A beaded necklace on sheet musicFrom your Instagram, it looks like you attend a lot of art fairs, what’s your favorite thing about attending and selling your work at sales like One of a Kind?

Creating jewelry can be a very solitary thing. So it’s really wonderful to go out and talk to people about it, to see and hear their reactions, and to see what resonates with different people. I just really enjoy the conversations, I love people watching, and I love seeing what the other artists create. It doesn’t matter what medium they’re working in, it’s just always inspirational to see how other people use color or texture to approach a problem or express themselves.

Where do you look for inspiration? Are there other artists whose work you admire?

There are bead workers that I really admire. Sherry Serafini, who does spectacular bead embroidery, is just really creative in how she uses her eye to imagine things.

Valerie Hector, who is local, I have admired her work for a very long time.

Julie Powell is another person who really looks at colors and how to combine them, and how to combine seed beads with gemstones and things like that.

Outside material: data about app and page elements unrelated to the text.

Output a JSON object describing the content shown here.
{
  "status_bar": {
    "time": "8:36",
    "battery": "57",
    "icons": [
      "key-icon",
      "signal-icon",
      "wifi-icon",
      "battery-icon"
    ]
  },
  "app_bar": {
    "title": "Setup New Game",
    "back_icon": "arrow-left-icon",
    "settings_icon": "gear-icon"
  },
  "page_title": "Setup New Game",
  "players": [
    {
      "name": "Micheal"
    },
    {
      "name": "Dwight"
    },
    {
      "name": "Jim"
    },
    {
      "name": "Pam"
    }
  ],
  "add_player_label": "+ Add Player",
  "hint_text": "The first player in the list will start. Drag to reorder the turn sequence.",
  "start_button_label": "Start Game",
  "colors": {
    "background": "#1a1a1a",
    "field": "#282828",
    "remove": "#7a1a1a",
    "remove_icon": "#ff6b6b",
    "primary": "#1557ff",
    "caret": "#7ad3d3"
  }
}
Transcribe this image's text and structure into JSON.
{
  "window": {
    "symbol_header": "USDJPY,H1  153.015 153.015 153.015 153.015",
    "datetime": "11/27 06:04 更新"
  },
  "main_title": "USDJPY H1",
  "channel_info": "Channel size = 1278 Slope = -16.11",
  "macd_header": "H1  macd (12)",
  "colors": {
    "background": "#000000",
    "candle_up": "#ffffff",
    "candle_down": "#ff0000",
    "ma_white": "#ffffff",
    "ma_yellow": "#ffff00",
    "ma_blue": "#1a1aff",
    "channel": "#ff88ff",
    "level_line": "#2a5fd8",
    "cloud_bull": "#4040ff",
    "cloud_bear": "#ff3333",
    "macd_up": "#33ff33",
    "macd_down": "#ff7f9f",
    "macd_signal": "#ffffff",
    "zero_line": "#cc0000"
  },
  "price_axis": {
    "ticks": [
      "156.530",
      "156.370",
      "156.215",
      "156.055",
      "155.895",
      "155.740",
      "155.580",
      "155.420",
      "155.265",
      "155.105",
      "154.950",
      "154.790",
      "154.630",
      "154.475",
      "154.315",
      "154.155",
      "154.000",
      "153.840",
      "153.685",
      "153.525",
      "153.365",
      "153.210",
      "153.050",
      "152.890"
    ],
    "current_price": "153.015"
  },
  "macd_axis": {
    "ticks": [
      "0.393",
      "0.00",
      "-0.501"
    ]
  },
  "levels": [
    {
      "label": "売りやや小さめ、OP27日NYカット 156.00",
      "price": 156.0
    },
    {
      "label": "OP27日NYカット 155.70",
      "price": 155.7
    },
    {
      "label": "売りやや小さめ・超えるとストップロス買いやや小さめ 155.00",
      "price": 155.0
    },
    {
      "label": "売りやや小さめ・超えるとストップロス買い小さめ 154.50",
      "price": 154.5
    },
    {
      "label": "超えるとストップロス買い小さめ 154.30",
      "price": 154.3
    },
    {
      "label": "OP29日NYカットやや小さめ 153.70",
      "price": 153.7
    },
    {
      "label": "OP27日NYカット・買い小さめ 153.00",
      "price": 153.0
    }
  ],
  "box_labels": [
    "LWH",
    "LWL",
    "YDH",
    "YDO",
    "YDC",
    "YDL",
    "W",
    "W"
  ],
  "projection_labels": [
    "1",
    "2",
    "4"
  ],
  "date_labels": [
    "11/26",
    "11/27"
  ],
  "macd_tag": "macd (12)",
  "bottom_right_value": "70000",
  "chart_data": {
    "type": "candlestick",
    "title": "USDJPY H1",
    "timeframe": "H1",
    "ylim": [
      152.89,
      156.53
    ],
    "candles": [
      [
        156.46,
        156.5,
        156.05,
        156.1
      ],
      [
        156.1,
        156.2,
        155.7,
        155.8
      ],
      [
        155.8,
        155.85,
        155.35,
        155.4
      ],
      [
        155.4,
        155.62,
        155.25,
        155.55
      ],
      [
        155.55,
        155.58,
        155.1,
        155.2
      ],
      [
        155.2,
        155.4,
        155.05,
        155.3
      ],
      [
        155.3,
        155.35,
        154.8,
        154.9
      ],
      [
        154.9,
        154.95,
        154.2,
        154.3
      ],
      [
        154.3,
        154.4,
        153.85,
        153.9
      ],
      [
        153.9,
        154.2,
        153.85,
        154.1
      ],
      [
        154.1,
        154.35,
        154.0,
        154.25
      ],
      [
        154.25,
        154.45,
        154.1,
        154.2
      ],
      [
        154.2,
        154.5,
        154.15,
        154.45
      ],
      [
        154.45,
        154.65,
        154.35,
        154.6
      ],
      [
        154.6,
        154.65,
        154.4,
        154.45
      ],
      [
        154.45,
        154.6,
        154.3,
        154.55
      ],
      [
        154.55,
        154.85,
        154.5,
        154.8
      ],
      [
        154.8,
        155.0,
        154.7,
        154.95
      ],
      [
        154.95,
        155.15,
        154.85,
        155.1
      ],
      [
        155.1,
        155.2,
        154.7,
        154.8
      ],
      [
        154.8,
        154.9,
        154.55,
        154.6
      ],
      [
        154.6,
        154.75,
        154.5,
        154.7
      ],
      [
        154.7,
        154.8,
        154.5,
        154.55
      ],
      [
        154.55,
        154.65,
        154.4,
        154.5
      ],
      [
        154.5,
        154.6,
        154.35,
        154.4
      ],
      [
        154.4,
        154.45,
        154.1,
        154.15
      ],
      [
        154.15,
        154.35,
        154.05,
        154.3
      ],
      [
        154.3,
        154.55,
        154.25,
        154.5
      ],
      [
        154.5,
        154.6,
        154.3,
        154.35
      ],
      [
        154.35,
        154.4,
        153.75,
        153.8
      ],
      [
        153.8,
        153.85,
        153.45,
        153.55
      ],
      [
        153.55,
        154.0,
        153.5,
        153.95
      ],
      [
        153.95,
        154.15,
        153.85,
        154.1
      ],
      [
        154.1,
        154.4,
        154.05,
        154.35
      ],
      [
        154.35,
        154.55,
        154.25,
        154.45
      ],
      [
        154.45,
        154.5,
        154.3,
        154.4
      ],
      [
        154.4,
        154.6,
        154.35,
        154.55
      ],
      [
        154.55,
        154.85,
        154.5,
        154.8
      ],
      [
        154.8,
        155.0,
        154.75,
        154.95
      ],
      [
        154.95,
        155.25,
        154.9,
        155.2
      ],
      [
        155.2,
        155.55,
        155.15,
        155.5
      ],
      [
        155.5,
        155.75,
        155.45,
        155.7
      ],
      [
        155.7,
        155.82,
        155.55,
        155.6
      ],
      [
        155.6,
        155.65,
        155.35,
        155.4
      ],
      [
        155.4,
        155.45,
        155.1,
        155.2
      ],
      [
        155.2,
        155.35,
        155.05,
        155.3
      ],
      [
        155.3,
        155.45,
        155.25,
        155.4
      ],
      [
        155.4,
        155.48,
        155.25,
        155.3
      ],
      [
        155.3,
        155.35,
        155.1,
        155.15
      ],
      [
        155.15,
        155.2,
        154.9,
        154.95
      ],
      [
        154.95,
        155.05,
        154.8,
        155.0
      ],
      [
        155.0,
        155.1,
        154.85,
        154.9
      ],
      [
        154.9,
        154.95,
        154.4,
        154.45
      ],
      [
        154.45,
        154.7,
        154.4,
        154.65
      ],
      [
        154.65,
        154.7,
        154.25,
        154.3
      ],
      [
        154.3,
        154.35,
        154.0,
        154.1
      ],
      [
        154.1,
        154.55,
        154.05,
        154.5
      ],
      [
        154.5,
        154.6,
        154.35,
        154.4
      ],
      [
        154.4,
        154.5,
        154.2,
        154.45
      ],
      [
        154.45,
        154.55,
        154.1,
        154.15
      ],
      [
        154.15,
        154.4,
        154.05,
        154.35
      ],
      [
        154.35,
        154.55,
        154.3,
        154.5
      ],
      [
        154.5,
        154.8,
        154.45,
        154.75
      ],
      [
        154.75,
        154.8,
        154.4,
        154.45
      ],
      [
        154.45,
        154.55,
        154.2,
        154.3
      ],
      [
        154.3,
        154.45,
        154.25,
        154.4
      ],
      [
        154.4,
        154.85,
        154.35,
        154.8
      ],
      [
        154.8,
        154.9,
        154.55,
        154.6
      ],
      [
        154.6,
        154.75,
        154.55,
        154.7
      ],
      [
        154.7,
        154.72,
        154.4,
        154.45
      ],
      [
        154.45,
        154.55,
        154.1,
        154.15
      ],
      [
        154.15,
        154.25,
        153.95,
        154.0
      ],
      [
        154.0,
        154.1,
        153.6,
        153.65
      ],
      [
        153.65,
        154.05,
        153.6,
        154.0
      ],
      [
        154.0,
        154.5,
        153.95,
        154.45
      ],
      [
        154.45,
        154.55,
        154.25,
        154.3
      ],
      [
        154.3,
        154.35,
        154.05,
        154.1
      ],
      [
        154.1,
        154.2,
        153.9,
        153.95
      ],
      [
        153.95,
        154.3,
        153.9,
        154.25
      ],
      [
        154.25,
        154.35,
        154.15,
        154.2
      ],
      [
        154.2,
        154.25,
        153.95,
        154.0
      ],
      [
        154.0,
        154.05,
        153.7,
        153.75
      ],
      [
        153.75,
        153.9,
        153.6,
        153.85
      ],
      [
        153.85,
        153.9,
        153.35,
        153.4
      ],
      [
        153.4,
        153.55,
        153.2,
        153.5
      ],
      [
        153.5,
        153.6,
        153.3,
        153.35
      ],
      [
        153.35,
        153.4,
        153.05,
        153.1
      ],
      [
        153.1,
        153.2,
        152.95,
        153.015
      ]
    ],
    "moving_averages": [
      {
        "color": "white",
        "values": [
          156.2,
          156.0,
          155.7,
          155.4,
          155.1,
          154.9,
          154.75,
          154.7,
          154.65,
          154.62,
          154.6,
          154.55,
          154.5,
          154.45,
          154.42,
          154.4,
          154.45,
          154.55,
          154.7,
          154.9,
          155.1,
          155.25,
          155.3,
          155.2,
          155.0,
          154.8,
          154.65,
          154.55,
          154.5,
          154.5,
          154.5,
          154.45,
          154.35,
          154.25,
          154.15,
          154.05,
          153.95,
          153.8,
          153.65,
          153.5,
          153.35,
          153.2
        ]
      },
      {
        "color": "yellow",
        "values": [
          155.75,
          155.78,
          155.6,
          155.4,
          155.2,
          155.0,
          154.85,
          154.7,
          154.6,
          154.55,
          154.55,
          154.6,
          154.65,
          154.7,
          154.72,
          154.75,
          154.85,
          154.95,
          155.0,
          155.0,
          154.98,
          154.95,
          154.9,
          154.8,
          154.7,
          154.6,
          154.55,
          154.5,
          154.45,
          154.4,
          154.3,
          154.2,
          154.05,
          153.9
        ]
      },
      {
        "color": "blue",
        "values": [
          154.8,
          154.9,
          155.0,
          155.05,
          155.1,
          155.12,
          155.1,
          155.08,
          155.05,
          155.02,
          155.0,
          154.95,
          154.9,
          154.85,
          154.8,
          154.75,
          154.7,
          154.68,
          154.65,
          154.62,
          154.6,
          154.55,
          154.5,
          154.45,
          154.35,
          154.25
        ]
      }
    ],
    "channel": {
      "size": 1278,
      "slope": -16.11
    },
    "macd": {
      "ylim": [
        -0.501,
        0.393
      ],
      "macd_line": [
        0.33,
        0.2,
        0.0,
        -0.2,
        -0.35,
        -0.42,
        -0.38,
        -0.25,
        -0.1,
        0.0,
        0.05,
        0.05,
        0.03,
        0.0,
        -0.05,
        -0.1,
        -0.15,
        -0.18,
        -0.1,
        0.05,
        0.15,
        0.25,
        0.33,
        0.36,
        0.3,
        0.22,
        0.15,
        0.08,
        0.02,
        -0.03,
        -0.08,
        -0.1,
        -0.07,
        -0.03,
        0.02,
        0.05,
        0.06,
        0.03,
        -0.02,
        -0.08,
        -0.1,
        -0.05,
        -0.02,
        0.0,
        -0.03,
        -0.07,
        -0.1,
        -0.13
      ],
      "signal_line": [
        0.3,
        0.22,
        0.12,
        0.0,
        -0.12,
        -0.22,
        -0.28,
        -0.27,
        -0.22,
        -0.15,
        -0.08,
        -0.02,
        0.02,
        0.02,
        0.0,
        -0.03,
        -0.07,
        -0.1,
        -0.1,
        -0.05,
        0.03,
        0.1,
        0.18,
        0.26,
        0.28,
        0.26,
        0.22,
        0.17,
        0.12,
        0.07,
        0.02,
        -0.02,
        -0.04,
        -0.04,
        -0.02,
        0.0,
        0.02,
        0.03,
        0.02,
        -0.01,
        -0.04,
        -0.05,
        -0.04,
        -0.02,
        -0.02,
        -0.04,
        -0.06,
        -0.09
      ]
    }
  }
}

I’ll name those three, but there are so many others. I’ve been fortunate over the years to make contact with a lot of jewelry artists. It’s a very generous online beading community. You find folks who do it for fun, folks who do it for a living, and people who are on the continuum in between. You make these virtual friendships and get their inspiration and support. You never know what piece is going to pop up and make you think things like, “I never thought about that color combination!” So you try to stay open to work wherever you find it and see how it can inspire, shape, and motivate you to move forward.

Where does the name Beadsong Jewelry come from?

I come from a very musical family—professional musicians. My musical talent didn’t match the professionals I grew up around, so I knew that performance wasn’t the career path for me. But I am surrounded by music with so many members of my family performing and finding their creative expression that way. My mother was an opera singer, my father was a conductor, and my husband is a violinist. So when I fell into bead weaving and jewelry making, it became my way of artistic expression. So it’s an expression of my life immersed in music then expressing myself through the beads.

As a TAC Member, what kind of programming or events would you like to see from us in the future?

I appreciate how TAC focuses on and promotes local artists. I live in downtown Chicago, so it’s hard for me to get up there as often as possible, but I think anything that amplifies the voices of local artists and responds to either local concerns, or topics of the day, or takes a broad prompt and allows people to express their interpretation of that is always wonderful. If people come in and they know that the work is by their neighbors, that’s just such a treat. I think that makes art so much more accessible and approachable. It’s not art that was made by a wonderfully talented guy two hundred years ago. It just makes it more immediate and personal.

Interested in learning more about Bobbie Rafferty? Check out her website and Instagram.

Are you a current member of The Art Center interested in being featured in our Member Highlight program? Click here to apply.

Interested in becoming a member? Click here.